The place had a level of intimacy that you would only get in these smaller towns, so intimate my door wouldn’t lock and I spent the night with it left open as if I was spending the night in a friend’s spare room. I was also offered to have my washing done if needed. I did ask for the lock to be looked at, but the buzz of the bar downstairs on a Friday night kept the team busy. Propping my rucksack against the door should any merry guest stumble into the wrong room by accident, I made the most of the hotel’s amazing sea views and sat on the windowsill of their large, side-swing windows that opened fully.

I ended up spending three nights here. The bar seemed popular for locals, but also visitors and people travelling for work, from windfarm servicemen to prawn fishermen who had docked their vessels in the harbour for the night.

A 1922 copy of the Northern Mail found under the floorboards at Cutty Sark A 1922 copy of the Northern Mail found under the floorboards at Cutty Sark
A 1922 copy of the Northern Mail found under the floorboards at Cutty Sark | Katharine Hay

On my final day there, Simon Sawers, the owner, told me about some of the history behind the Inn, which, just last year, was named best pub in the Borders as part of local MP John Lamont’s competition to crown the top watering hole in the region. He showed me a copy of the Northern Mail from May 3, 1922, which he found under the floorboards after purchasing the building in 2020.

It had headlines including ‘Russian problem’, ‘immigration bill’ and ‘battle in Ireland’, which made me feel it could have been written today. He said the building dates back to the 18th century as an inn, and welcomed guests including Robbie Burns, from whose poem "Tam O' Shanter" originates the name of the Cutty Sark tea clipper ship. The vessel was built in Dumbarton, Scotland in 1869, and on its first voyage carried “large amounts of wine, spirits and beer”, and came back from Shanghai loaded with tea - an appropriate name to steal for a hospitality business.

'Please do not feed the seagulls'...'feed the seals' 'Please do not feed the seagulls'...'feed the seals'
'Please do not feed the seagulls'...'feed the seals' | Katharine Hay

On my way out of the town, I walked along the harbour and saw a sign saying ‘please do not feed the seagulls’, but then a trailer next to it saying ‘feed the seals.’ I did wonder how they manage to co-ordinate that when throwing fish bits, which I saw you can buy from the trailer, to the mammals while somehow deterring the feathered friends from swooping down.

I didn’t see the feeding in action, but I did spot a small bob of seals lounging on their backs on some rocks in the sun with their pectoral fins gently resting on their enormous bellies.
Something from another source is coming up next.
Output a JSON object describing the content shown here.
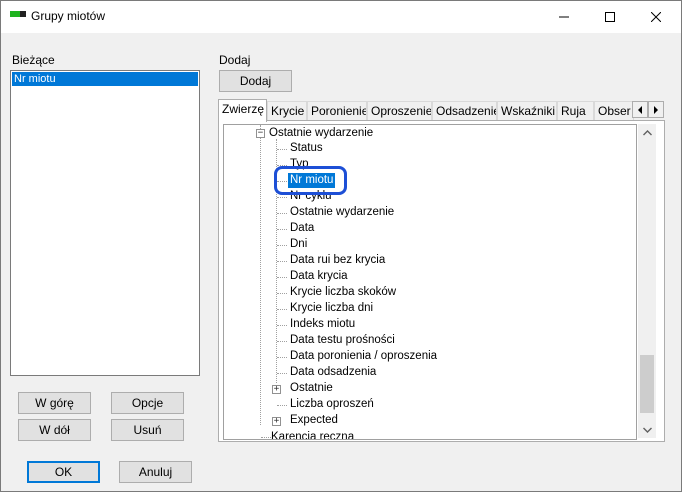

It seemed appropriate there’s a restaurant in Eyemouth called The Contented Sole opposite where they relax.

Comments

 0 comments
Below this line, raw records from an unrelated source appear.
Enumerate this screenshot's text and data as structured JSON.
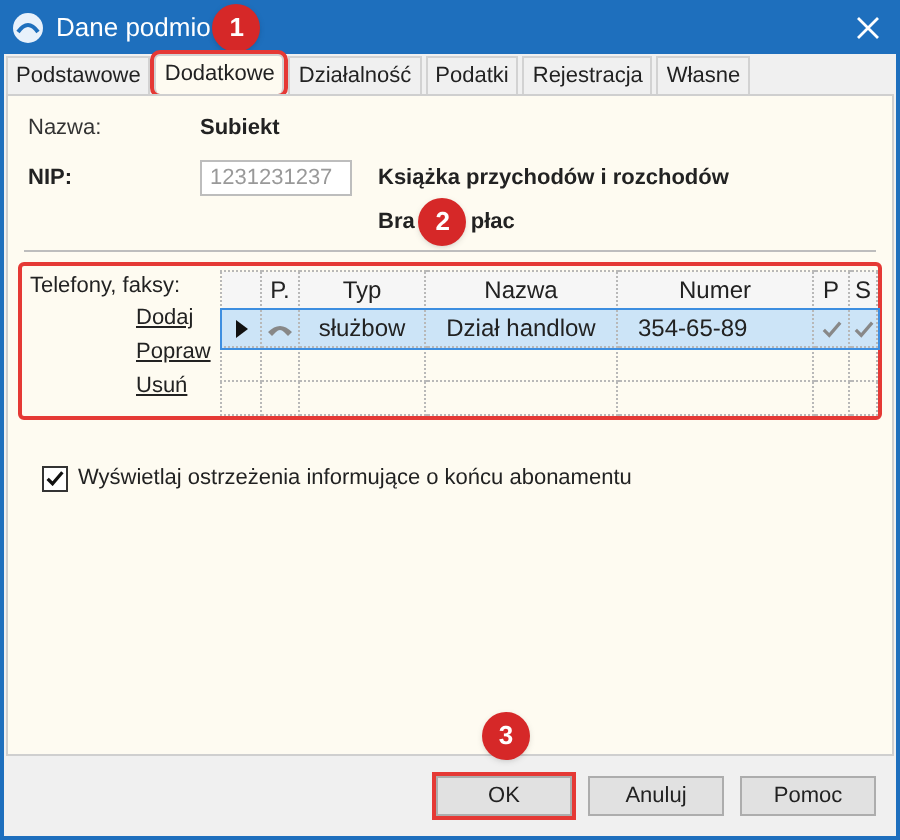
{
  "window": {
    "title": "Dane podmio"
  },
  "tabs": [
    {
      "label": "Podstawowe",
      "selected": false,
      "highlighted": false
    },
    {
      "label": "Dodatkowe",
      "selected": true,
      "highlighted": true
    },
    {
      "label": "Działalność",
      "selected": false,
      "highlighted": false
    },
    {
      "label": "Podatki",
      "selected": false,
      "highlighted": false
    },
    {
      "label": "Rejestracja",
      "selected": false,
      "highlighted": false
    },
    {
      "label": "Własne",
      "selected": false,
      "highlighted": false
    }
  ],
  "details": {
    "name_label": "Nazwa:",
    "name_value": "Subiekt",
    "nip_label": "NIP:",
    "nip_value": "1231231237",
    "ledger": "Książka przychodów i rozchodów",
    "payroll_start": "Bra",
    "payroll_end": "płac"
  },
  "phones": {
    "label": "Telefony, faksy:",
    "highlighted": true,
    "links": [
      "Dodaj",
      "Popraw",
      "Usuń"
    ],
    "columns": [
      "P.",
      "Typ",
      "Nazwa",
      "Numer",
      "P",
      "S"
    ],
    "rows": [
      {
        "selected": true,
        "current": true,
        "phone": true,
        "typ": "służbow",
        "nazwa": "Dział handlow",
        "numer": "354-65-89",
        "p": true,
        "s": true
      }
    ]
  },
  "warning_checkbox": {
    "label": "Wyświetlaj ostrzeżenia informujące o końcu abonamentu",
    "checked": true
  },
  "buttons": [
    {
      "label": "OK",
      "highlighted": true
    },
    {
      "label": "Anuluj",
      "highlighted": false
    },
    {
      "label": "Pomoc",
      "highlighted": false
    }
  ],
  "annotations": [
    "1",
    "2",
    "3"
  ]
}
Want to join the conversation? Please or to comment on this article.